Many of today’s most exciting young photographers favor icy digital precision, but Brooklyn–based Mariah Robertson is up to some thoroughly pleasurable things at the extreme opposite end of that spectrum in her third show at American Contemporary. Using photographic chemicals with idiosyncratic abandon, sans camera, she makes huge, color-splattered prints that blur the line between abstract painting and abstract photography. She slices and tears these scrappy abstractions, and the resulting pieces suggest supernaturally lucid watercolors, stubbornly refusing to dry, with marks still streaking down the photo paper.

Ms. Robertson is also showing photograms in which manic geometric shapes and explosions of color-—acid magentas, neon blues, sickly yellows—burst from shadows. She makes them by placing gels and objects on paper in darkrooms, as early modernists did almost 100 years ago. Like games of speed chess, the results are sometimes too sketchy and awkward, but when they work out, they dazzle: ingenious, provisional structures assembled with quicksilver immediacy. (The same goes for her abstractions.) A few simple geometric drawings show teeth, headless humanoid figures and words (“men,” “feelings,” “mum”), lending a darkly comic, personal undertone to the affair.

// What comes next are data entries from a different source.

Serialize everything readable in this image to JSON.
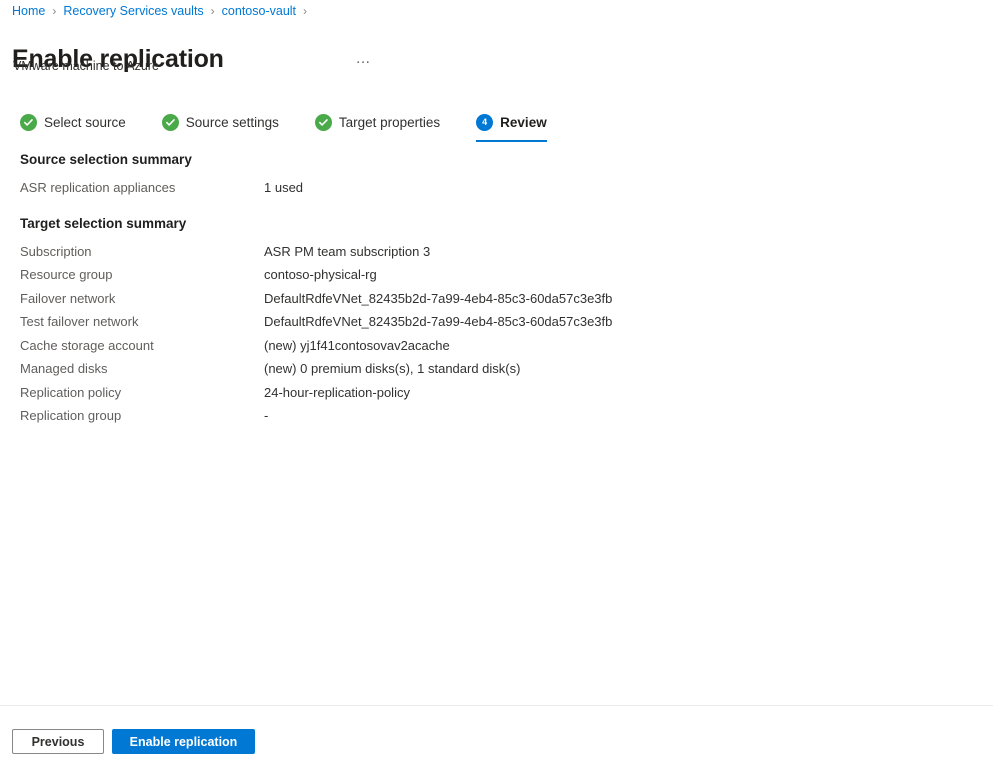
{
  "breadcrumb": {
    "items": [
      {
        "label": "Home"
      },
      {
        "label": "Recovery Services vaults"
      },
      {
        "label": "contoso-vault"
      }
    ],
    "separator": "›"
  },
  "header": {
    "title": "Enable replication",
    "subtitle": "VMware machine to Azure",
    "more_label": "…"
  },
  "steps": [
    {
      "label": "Select source",
      "state": "done",
      "number": "1"
    },
    {
      "label": "Source settings",
      "state": "done",
      "number": "2"
    },
    {
      "label": "Target properties",
      "state": "done",
      "number": "3"
    },
    {
      "label": "Review",
      "state": "active",
      "number": "4"
    }
  ],
  "source_summary": {
    "heading": "Source selection summary",
    "rows": [
      {
        "label": "ASR replication appliances",
        "value": "1 used"
      }
    ]
  },
  "target_summary": {
    "heading": "Target selection summary",
    "rows": [
      {
        "label": "Subscription",
        "value": "ASR PM team subscription 3"
      },
      {
        "label": "Resource group",
        "value": "contoso-physical-rg"
      },
      {
        "label": "Failover network",
        "value": "DefaultRdfeVNet_82435b2d-7a99-4eb4-85c3-60da57c3e3fb"
      },
      {
        "label": "Test failover network",
        "value": "DefaultRdfeVNet_82435b2d-7a99-4eb4-85c3-60da57c3e3fb"
      },
      {
        "label": "Cache storage account",
        "value": "(new) yj1f41contosovav2acache"
      },
      {
        "label": "Managed disks",
        "value": "(new) 0 premium disks(s), 1 standard disk(s)"
      },
      {
        "label": "Replication policy",
        "value": "24-hour-replication-policy"
      },
      {
        "label": "Replication group",
        "value": "-"
      }
    ]
  },
  "footer": {
    "previous_label": "Previous",
    "submit_label": "Enable replication"
  },
  "colors": {
    "accent": "#0078d4",
    "success": "#4aa948",
    "link": "#0078d4",
    "label_text": "#605e5c",
    "value_text": "#323130"
  }
}
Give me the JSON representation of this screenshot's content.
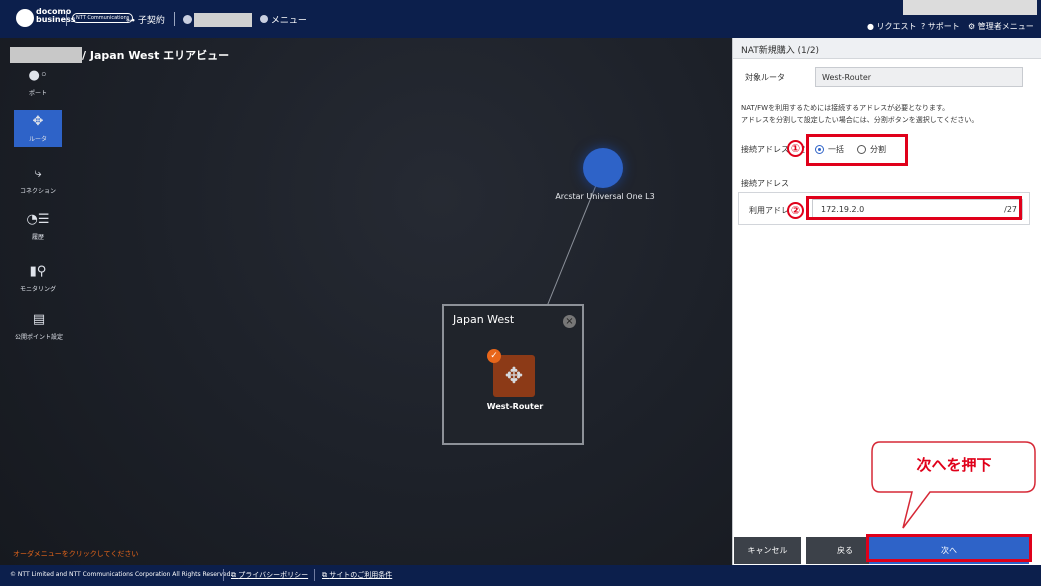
{
  "header": {
    "brand_line1": "docomo",
    "brand_line2": "business",
    "ntt_logo_text": "NTT Communications",
    "contract_label": "子契約",
    "menu_label": "メニュー",
    "request_label": "リクエスト",
    "support_label": "サポート",
    "admin_label": "管理者メニュー"
  },
  "breadcrumb": {
    "text": "/ Japan West エリアビュー"
  },
  "sidebar": {
    "items": [
      {
        "label": "ポート",
        "icon": "port-icon",
        "glyph": "●◦"
      },
      {
        "label": "ルータ",
        "icon": "router-icon",
        "glyph": "✥"
      },
      {
        "label": "コネクション",
        "icon": "connection-icon",
        "glyph": "⤷"
      },
      {
        "label": "履歴",
        "icon": "history-icon",
        "glyph": "◔☰"
      },
      {
        "label": "モニタリング",
        "icon": "monitoring-icon",
        "glyph": "▮⚲"
      },
      {
        "label": "公開ポイント設定",
        "icon": "public-point-icon",
        "glyph": "▤"
      }
    ]
  },
  "map": {
    "cloud_node_label": "Arcstar Universal One L3",
    "area_title": "Japan West",
    "router_label": "West-Router",
    "order_hint": "オーダメニューをクリックしてください"
  },
  "panel": {
    "title": "NAT新規購入 (1/2)",
    "target_router_label": "対象ルータ",
    "target_router_value": "West-Router",
    "description_line1": "NAT/FWを利用するためには接続するアドレスが必要となります。",
    "description_line2": "アドレスを分割して設定したい場合には、分割ボタンを選択してください。",
    "address_setting_label": "接続アドレス設定",
    "radio_option1": "一括",
    "radio_option2": "分割",
    "radio_selected": "一括",
    "address_section_label": "接続アドレス",
    "usable_address_label": "利用アドレス",
    "address_value": "172.19.2.0",
    "prefix_value": "/27"
  },
  "buttons": {
    "cancel": "キャンセル",
    "back": "戻る",
    "next": "次へ"
  },
  "annotations": {
    "step1": "①",
    "step2": "②",
    "callout": "次へを押下"
  },
  "footer": {
    "copyright": "© NTT Limited and NTT Communications Corporation All Rights Reserved.",
    "privacy_link": "プライバシーポリシー",
    "terms_link": "サイトのご利用条件"
  },
  "colors": {
    "header_bg": "#0c1f4c",
    "accent_blue": "#2e63c8",
    "annotation_red": "#e0001a",
    "order_hint": "#e8661a"
  }
}
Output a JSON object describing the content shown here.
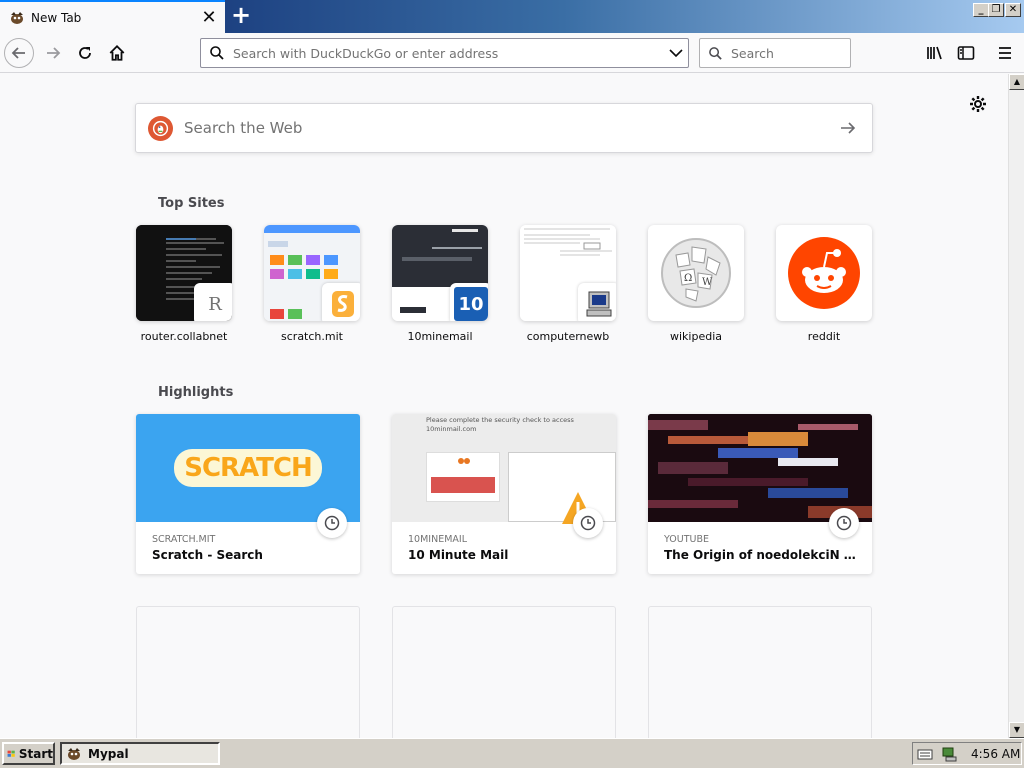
{
  "tab": {
    "title": "New Tab",
    "close": "✕",
    "new": "+"
  },
  "window": {
    "min": "_",
    "max": "❐",
    "close": "✕"
  },
  "toolbar": {
    "url_placeholder": "Search with DuckDuckGo or enter address",
    "search_placeholder": "Search"
  },
  "newtab": {
    "search_placeholder": "Search the Web",
    "topsites_title": "Top Sites",
    "highlights_title": "Highlights",
    "topsites": [
      {
        "label": "router.collabnet",
        "badge": "R"
      },
      {
        "label": "scratch.mit"
      },
      {
        "label": "10minemail",
        "badge": "10"
      },
      {
        "label": "computernewb"
      },
      {
        "label": "wikipedia"
      },
      {
        "label": "reddit"
      }
    ],
    "highlights": [
      {
        "source": "SCRATCH.MIT",
        "title": "Scratch - Search",
        "preview_text": "SCRATCH"
      },
      {
        "source": "10MINEMAIL",
        "title": "10 Minute Mail",
        "preview_text": "Please complete the security check to access 10minmail.com"
      },
      {
        "source": "YOUTUBE",
        "title": "The Origin of noedolekciN (Nick..."
      }
    ]
  },
  "taskbar": {
    "start": "Start",
    "app": "Mypal",
    "time": "4:56 AM"
  },
  "colors": {
    "accent": "#0a84ff",
    "scratch_bg": "#3ba4f0",
    "reddit": "#ff4500",
    "ddg": "#de5833"
  }
}
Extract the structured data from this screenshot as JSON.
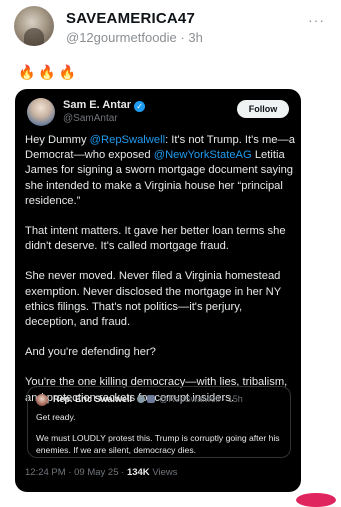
{
  "post": {
    "author_name": "SAVEAMERICA47",
    "handle": "@12gourmetfoodie",
    "separator": "·",
    "time": "3h",
    "more": "···",
    "emoji_text": "🔥🔥🔥"
  },
  "embedded": {
    "author_name": "Sam E. Antar",
    "verified_mark": "✓",
    "handle": "@SamAntar",
    "follow_label": "Follow",
    "p1": {
      "t1": "Hey Dummy ",
      "m1": "@RepSwalwell",
      "t2": ": It's not Trump. It's me—a Democrat—who exposed ",
      "m2": "@NewYorkStateAG",
      "t3": " Letitia James for signing a sworn mortgage document saying she intended to make a Virginia house her “principal residence.”"
    },
    "p2": "That intent matters. It gave her better loan terms she didn't deserve. It's called mortgage fraud.",
    "p3": "She never moved. Never filed a Virginia homestead exemption. Never disclosed the mortgage in her NY ethics filings. That's not politics—it's perjury, deception, and fraud.",
    "p4": "And you're defending her?",
    "p5": "You're the one killing democracy—with lies, tribalism, and protection rackets for corrupt insiders.",
    "quote": {
      "author_name": "Rep. Eric Swalwell",
      "handle": "@RepSwalwell",
      "separator": "·",
      "time": "15h",
      "line1": "Get ready.",
      "line2": "We must LOUDLY protest this. Trump is corruptly going after his enemies. If we are silent, democracy dies."
    },
    "footer": {
      "time": "12:24 PM",
      "separator": "·",
      "date": "09 May 25",
      "views_count": "134K",
      "views_label": "Views"
    }
  }
}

Abstractions and photograms both end up haphazardly ensconced in too-large or too-small frames, as if they are fragments of a larger, now-lost exotic parchment or the quarantined remains of some dangerous alchemical process. In a work on view in the Museum of Modern Art’s current show of recent photography acquisitions, a long abstract photo by Ms. Robertson climbs from the walls to ceiling like a canopy. At American Contemporary, two large frames stacked one atop the other in the center of one room each harbor a wild abstraction, reaching from floor to ceiling to create a makeshift wall. Together they signal a nascent, renegade architectural practice, another nimble transgression of the borders that demarcate disciplines. What would she do with a commission for a whole room or a building? (Through Dec. 20)